The settlement and urbanization of the Orontes River basin has been organized since ancient times around water resources that have seen developments early on. The basin includes a large number of archeological sites. From the south to the north, the main sites are ; the city of Baalbek (Heliopolis) and the Neolithic site of Laboue in Lebanon, the cities of Kadesh (Tall Nabi Mindu), Emese (Homs), Qatna (Al Mashrafah), Arethusa (Ar Rastan), Epiphany (Hama), Nasriyah (city of the Bronze Age now abandoned), Larissa (Muhradah) , Apamea (Qalaat al Mudiq) in Syria and Antioch (Antakya), in Turkey, capital of the Roman province of Syria. These ancient cities have been occupied continuously since their establishment with the exception of Nasriyah.
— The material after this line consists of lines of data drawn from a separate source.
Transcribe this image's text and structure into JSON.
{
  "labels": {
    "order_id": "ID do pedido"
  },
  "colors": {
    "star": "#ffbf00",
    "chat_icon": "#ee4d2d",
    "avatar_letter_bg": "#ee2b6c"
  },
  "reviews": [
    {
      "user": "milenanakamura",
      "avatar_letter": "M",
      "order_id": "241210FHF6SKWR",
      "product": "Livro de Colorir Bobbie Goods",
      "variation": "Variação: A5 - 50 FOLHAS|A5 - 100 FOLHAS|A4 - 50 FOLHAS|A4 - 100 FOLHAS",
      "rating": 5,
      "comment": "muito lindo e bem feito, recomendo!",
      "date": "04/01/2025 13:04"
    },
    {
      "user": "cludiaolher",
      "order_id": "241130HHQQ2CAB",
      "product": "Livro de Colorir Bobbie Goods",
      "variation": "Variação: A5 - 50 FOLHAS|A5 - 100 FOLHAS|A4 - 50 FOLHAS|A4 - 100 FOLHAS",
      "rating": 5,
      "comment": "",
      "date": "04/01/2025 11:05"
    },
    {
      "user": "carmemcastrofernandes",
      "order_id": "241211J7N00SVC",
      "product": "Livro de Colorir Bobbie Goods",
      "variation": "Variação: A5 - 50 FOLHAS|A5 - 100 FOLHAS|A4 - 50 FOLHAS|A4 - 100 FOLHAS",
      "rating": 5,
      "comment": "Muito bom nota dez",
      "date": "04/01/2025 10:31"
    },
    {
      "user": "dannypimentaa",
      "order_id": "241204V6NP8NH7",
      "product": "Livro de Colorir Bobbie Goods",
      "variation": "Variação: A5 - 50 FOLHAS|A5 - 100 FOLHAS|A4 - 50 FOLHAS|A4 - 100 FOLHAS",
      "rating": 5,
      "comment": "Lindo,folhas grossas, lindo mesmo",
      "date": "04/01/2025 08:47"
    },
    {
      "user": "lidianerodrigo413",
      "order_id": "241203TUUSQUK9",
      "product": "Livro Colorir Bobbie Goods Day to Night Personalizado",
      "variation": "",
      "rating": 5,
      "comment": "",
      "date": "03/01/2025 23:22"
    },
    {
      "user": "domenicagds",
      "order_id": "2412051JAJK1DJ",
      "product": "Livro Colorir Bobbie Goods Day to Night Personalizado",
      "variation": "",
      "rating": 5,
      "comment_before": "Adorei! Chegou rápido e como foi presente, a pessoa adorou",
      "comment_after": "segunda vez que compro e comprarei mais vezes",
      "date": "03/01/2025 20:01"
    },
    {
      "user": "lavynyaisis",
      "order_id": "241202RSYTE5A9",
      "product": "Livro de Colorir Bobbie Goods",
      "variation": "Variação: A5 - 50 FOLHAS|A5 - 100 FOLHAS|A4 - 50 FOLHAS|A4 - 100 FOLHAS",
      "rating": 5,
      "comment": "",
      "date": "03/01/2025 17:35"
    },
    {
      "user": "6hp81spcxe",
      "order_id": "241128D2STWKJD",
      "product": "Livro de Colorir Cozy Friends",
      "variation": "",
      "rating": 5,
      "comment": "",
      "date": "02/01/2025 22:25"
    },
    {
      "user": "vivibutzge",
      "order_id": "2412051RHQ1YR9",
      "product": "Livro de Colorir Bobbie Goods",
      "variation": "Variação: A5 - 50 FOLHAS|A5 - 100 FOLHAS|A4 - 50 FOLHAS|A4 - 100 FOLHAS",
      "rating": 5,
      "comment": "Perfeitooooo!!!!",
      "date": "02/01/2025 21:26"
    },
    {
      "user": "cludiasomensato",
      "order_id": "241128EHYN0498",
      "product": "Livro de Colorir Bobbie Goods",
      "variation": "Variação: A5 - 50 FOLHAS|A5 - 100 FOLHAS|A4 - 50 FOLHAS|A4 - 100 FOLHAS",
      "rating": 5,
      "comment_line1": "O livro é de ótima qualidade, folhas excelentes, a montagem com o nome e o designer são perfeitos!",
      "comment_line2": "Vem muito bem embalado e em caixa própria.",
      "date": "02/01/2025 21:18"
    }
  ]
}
In 2011 the total population of the Orontes basin was close to 6 million inhabitants divided among Lebanon (380,000 Hab., 6%), Syria (4.20 million, 69%) and Turkey (1.48 million, 24%). The average population density is 215 inhabitants per km ² with a large heterogeneity in the distribution of the population over the territory. The majority of this population is currently concentrated in Syria, in the two main urban centers of Homs and Hama in the center of the basin. The population density is the lowest in the arid and mountainous zones in the south and east of the basin with less than 50 inhabitants per km².
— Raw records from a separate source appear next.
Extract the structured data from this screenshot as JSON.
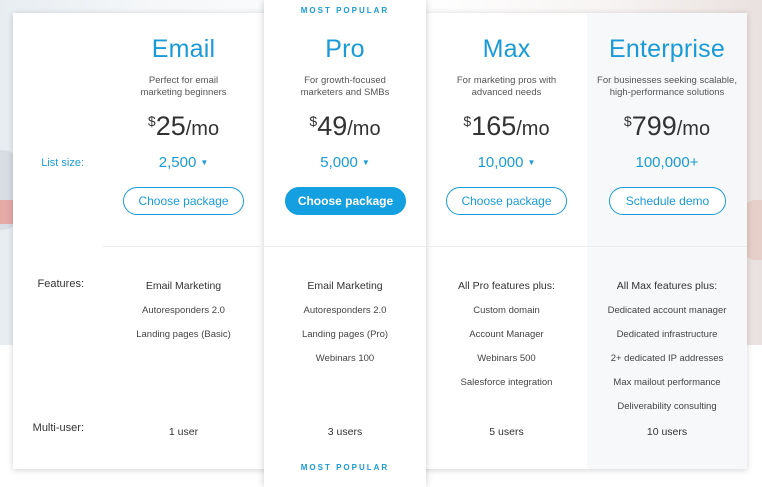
{
  "labels": {
    "list_size": "List size:",
    "features": "Features:",
    "multi_user": "Multi-user:"
  },
  "badge": "MOST POPULAR",
  "plans": [
    {
      "name": "Email",
      "description": "Perfect for email marketing beginners",
      "currency": "$",
      "price": "25",
      "period": "/mo",
      "list_size": "2,500",
      "button": "Choose package",
      "features_title": "Email Marketing",
      "features": [
        "Autoresponders 2.0",
        "Landing pages (Basic)"
      ],
      "users": "1 user"
    },
    {
      "name": "Pro",
      "description": "For growth-focused marketers and SMBs",
      "currency": "$",
      "price": "49",
      "period": "/mo",
      "list_size": "5,000",
      "button": "Choose package",
      "features_title": "Email Marketing",
      "features": [
        "Autoresponders 2.0",
        "Landing pages (Pro)",
        "Webinars 100"
      ],
      "users": "3 users"
    },
    {
      "name": "Max",
      "description": "For marketing pros with advanced needs",
      "currency": "$",
      "price": "165",
      "period": "/mo",
      "list_size": "10,000",
      "button": "Choose package",
      "features_title": "All Pro features plus:",
      "features": [
        "Custom domain",
        "Account Manager",
        "Webinars 500",
        "Salesforce integration"
      ],
      "users": "5 users"
    },
    {
      "name": "Enterprise",
      "description": "For businesses seeking scalable, high-performance solutions",
      "currency": "$",
      "price": "799",
      "period": "/mo",
      "list_size": "100,000+",
      "button": "Schedule demo",
      "features_title": "All Max features plus:",
      "features": [
        "Dedicated account manager",
        "Dedicated infrastructure",
        "2+ dedicated IP addresses",
        "Max mailout performance",
        "Deliverability consulting"
      ],
      "users": "10 users"
    }
  ],
  "colors": {
    "accent": "#1a9bd7",
    "primary_button": "#139fe0",
    "enterprise_bg": "#f6f8fa"
  },
  "icons": {
    "dropdown": "caret-down-icon"
  }
}
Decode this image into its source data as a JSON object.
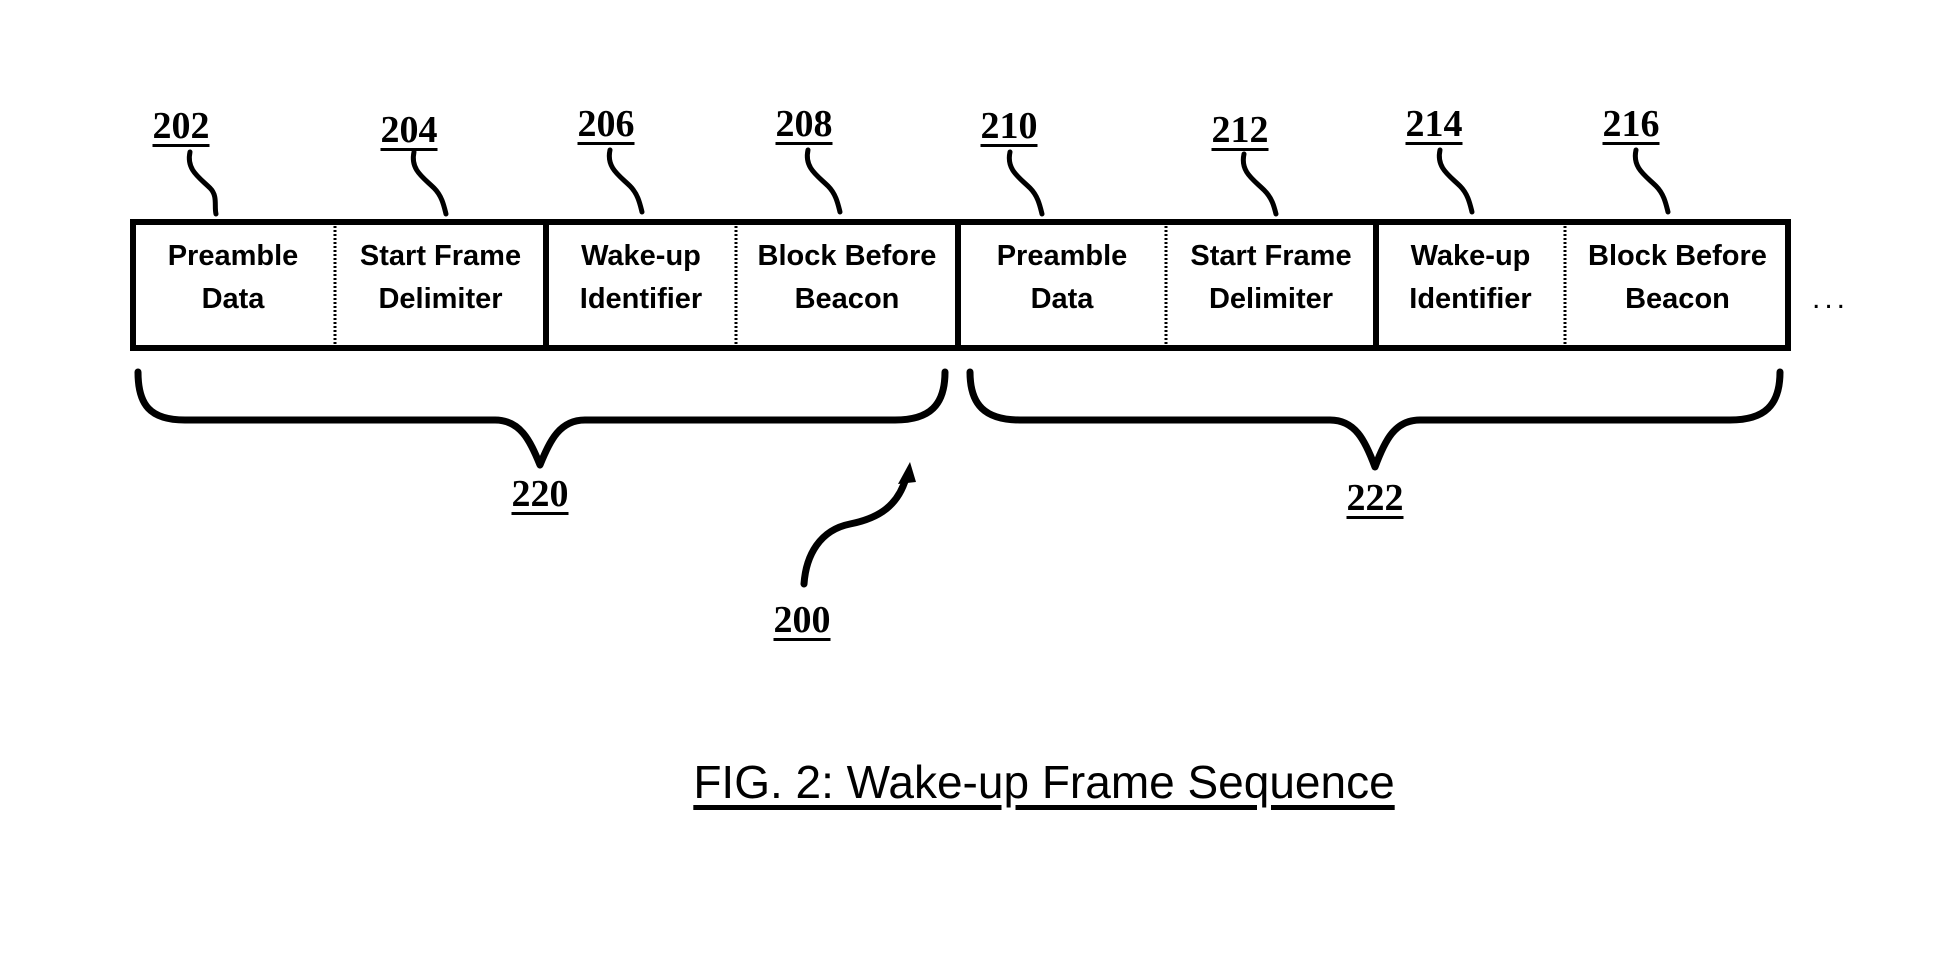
{
  "figure": {
    "caption": "FIG. 2: Wake-up Frame Sequence",
    "overall_ref": "200",
    "continuation": "..."
  },
  "frames": [
    {
      "ref": "220",
      "fields": [
        {
          "ref": "202",
          "line1": "Preamble",
          "line2": "Data"
        },
        {
          "ref": "204",
          "line1": "Start Frame",
          "line2": "Delimiter"
        },
        {
          "ref": "206",
          "line1": "Wake-up",
          "line2": "Identifier"
        },
        {
          "ref": "208",
          "line1": "Block Before",
          "line2": "Beacon"
        }
      ]
    },
    {
      "ref": "222",
      "fields": [
        {
          "ref": "210",
          "line1": "Preamble",
          "line2": "Data"
        },
        {
          "ref": "212",
          "line1": "Start Frame",
          "line2": "Delimiter"
        },
        {
          "ref": "214",
          "line1": "Wake-up",
          "line2": "Identifier"
        },
        {
          "ref": "216",
          "line1": "Block Before",
          "line2": "Beacon"
        }
      ]
    }
  ]
}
In the Lebanese section of the Orontes basin, the population density and rate of urbanization are the lowest of the country. Baalbek is the first city of the northern Beqaa area with nearly 35,000 inhabitants. It is followed by Hermel with 12,000 inhabitants and the towns of Ras Baalbek, Laboue et al Ain, Qaa and Aarsal whose population is between 2,000 and 5,000 inhabitants. The habitation of all these towns is related to the presence of springs.
The Orontes basin in Syria is one of the most densely populated regions of the country with the highest regional urbanization rate. In continuation of the northern Bekaa, the population density increases sharply in the border district of Al Qusayr. This is explained by the fact that the boundary was drawn along the irrigation canals watering the downstream plains of Al Qusayr and Tall An Nabi Mindu. Further south, the basin includes large agricultural resources and industrial plants.
In Syria, the urbanization rate for the Orontes River basin is 53%. A quarter of the basin’s population leaves in the two cities of Homs and Hama, with 700,000 and 350,000 inhabitants respectively in 2010. Half of the urban population leaves in medium size cities such as Salamiyah (70,000 Hab.), Jisr ash Shughur (43,000 hab.) Masyaf (25,000 Hab.) And Muhradah (18,000 Hab.), Yabrud (25,891 Hab.), An Nabk (32,548 Hab.), in the south and Afrin (36,562 Hab.) in the north.
The Orontes River basin has experienced strong population growth, particularly in Syria, since the 1950s. In addition to a high birth rate, the population growth has been fueled by migrants attracted by the large hydro-agricultural development projects undertaken in the region such as the Al Ghab irrigation scheme. Migration flows took place in two main waves: first, migrants settled in rural areas until the late 1960s and second, rural-urban migration within the basin increased sharply in the 1980s.
The agricultural development policy implemented after the coming to power of the Ba’ath Party strongly reduced the rural exodus in the 1960s and 1970s. Later, the education policy favored the migration of young people, who were attracted by jobs in the public services, to the administrative centers in particular Homs and Damascus. The rural-urban migration has accelerated since the1990s as a result of the agricultural economic crisis. Prior to the conflict, the Orontes basin was one of the most severely crisis-affected areas in the country.
Between the last two population censuses of 1994 and 2004 the annual growth rate was of 3% for the Syrian section of the Orontes basin, substantially higher than the national average of 2.57% in the same period.